Justified doesn’t always get it quite right–this season, it’s fair to say that Constable Bob (Patton Oswalt), although he had a redeeming final episode, was a bit too cartoonish before that; a story arc early on about Raylan’s bartender girlfriend really being a grifter didn’t seem worth the time that was spent on it; and the writers always seem to strain to find things for Raylan’s cohorts at the Marshal’s office to do–but it’s mostly a model of precision and high style.  The series, which has ratings that are solid enough if not at breakout hit status, has already been renewed for a fifth season, and it remains a pure pleasure to watch.

About the Author

Mitch Salem

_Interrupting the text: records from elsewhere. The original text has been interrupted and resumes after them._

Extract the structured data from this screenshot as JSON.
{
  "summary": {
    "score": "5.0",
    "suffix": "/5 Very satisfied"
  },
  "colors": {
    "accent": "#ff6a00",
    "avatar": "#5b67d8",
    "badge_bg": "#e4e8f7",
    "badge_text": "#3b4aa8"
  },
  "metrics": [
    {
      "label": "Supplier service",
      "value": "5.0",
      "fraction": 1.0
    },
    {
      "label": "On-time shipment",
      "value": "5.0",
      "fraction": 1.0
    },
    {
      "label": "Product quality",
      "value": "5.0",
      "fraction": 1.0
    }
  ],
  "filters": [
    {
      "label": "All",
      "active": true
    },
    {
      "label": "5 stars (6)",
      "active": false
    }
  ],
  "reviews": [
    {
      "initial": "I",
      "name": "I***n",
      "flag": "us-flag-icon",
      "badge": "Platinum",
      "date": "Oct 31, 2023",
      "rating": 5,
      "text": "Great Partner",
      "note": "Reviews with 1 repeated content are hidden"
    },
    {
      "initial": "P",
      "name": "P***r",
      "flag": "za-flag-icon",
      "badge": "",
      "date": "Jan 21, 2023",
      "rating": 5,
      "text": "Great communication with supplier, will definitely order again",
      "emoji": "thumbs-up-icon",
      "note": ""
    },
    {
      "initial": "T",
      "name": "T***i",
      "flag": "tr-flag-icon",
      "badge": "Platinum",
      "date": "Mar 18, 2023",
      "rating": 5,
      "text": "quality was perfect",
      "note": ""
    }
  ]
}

MITCH SALEM has worked on the business side of the entertainment industry for 20 years, as a senior business affairs executive and attorney for such companies as NBC, ABC, USA, Syfy, Bravo, and BermanBraun Productions, and before that, at the NY law firm of Weil, Gotshal & Manges. During all that, he has more or less constantly been going to the movies and watching TV, and writing about both since the 1980s. His film reviews also currently appear on and In addition, he is co-writer of an episode of the television series "Felicity."